Some of you may view me having a beer around my kids as offensive or even reckless. But my wife and I don’t see it that way; it’s a chance to teach them responsibility.
Think about it. We try to teach our kids all manner of things that deal with personal responsibility: cleaning their rooms, asking permission when they want to do something, aiming when they pee in the toilet (our daughters thankfully have this down pat; our boys… well, they’re working on it). Hell, where I grew up, kids as young as 9 are going out hunting with their dads and moms, usually just to walk with them so they are shown and trained how to be responsible and respectful of guns.
So, by having a beer or a glass of wine around our kids, we can show that you can have restraint and be accountable. Now, it’s certainly not acceptable to be stumbling about like Captain Jack Sparrow after a good bout with jugs of rum. But I don’t think having a random Dead Guy Ale is a bad thing or conveys the wrong message; quite the opposite. There’s been more than a few times people have thrown derisive looks at us when were out eating with our children and I order a beer and my wife orders a glass of wine. I can almost hear their judgmental whispers: “Did you see those alcoholics over there, ordering drinks when their kids are right next them? The nerve!”
Too many times I’ve seen and heard of parents wanting to shield their kids from things adults do for entertainment by not telling them anything. Sex. Alcohol. Scary movies. The thing is, by not arming them with the proper information about these and many other adult-related activities, you can’t expect them to know how to manage those appetites and enjoy them as they are meant to be enjoyed: with responsibility.
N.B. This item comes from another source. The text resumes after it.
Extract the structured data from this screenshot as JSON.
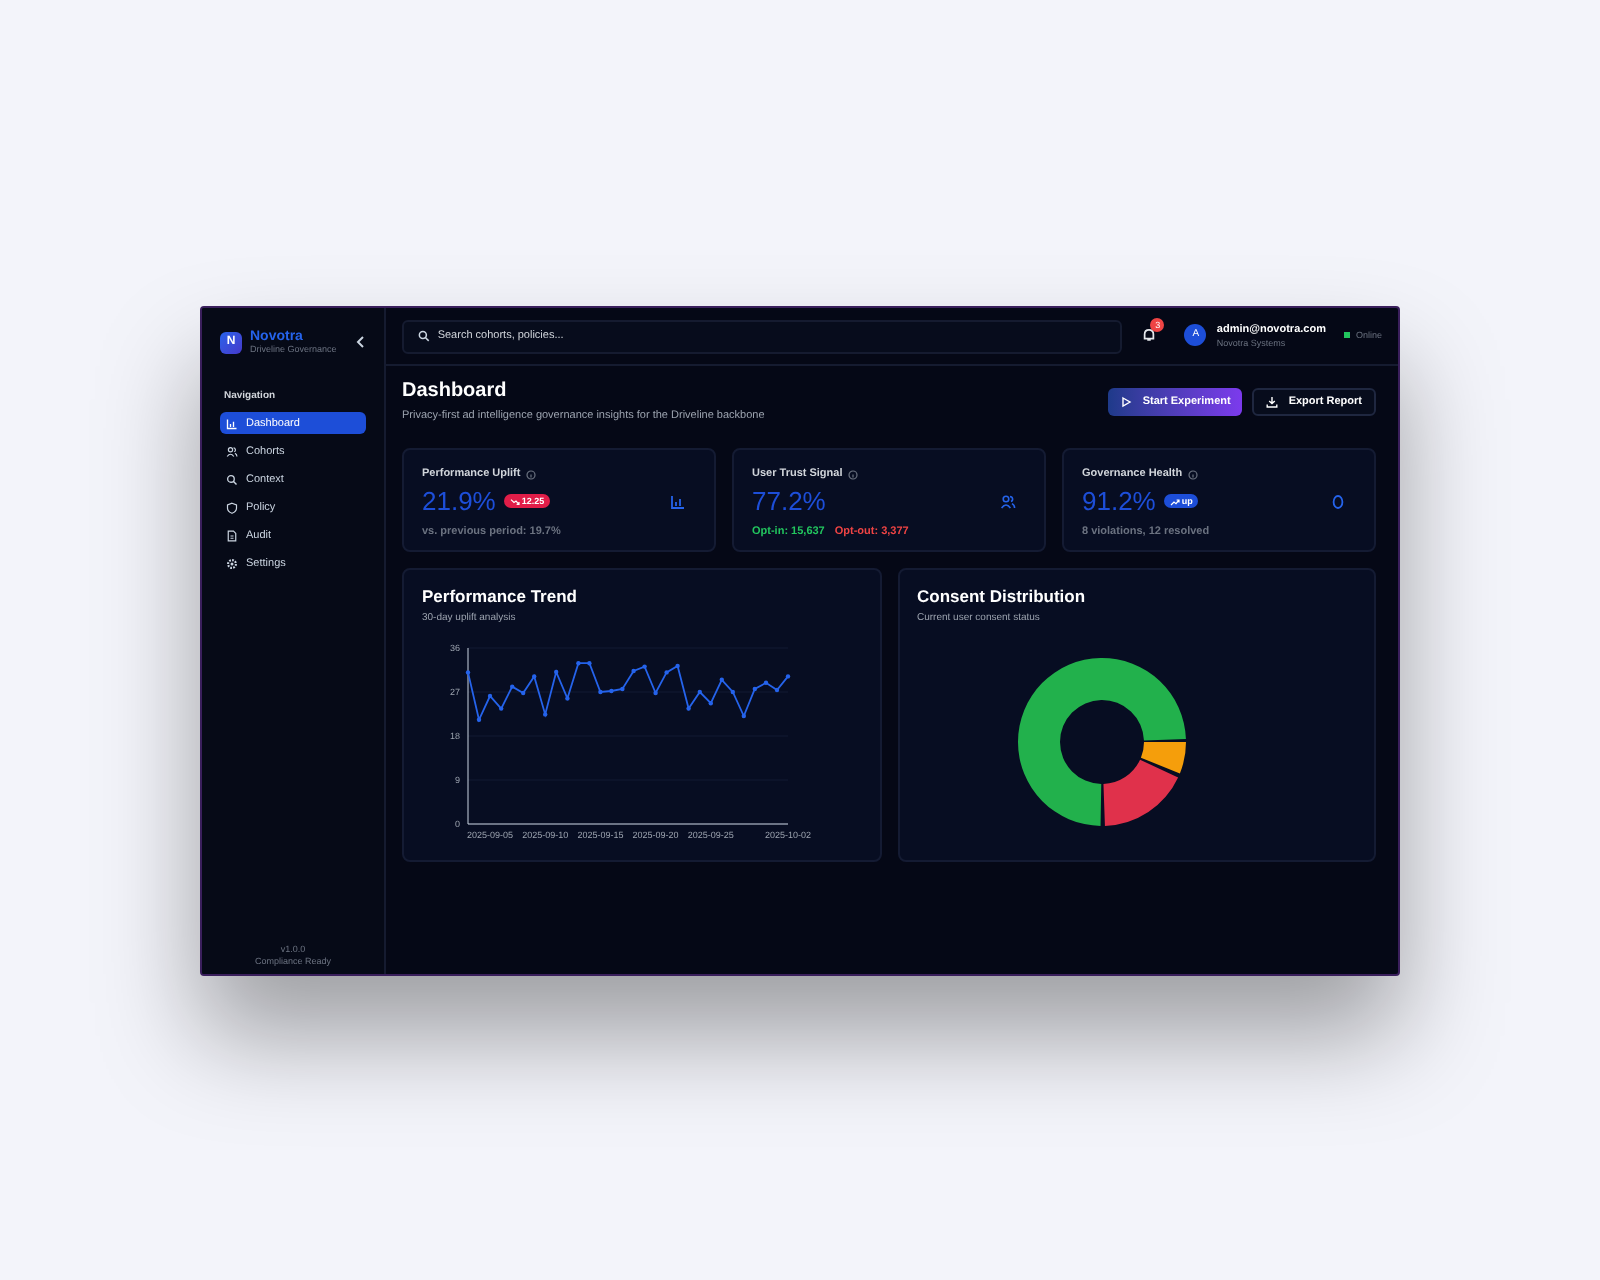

So, save your sneers when my wife and I are with our kids and we order a drink with dinner. We’re showing our offspring responsibility, dammit!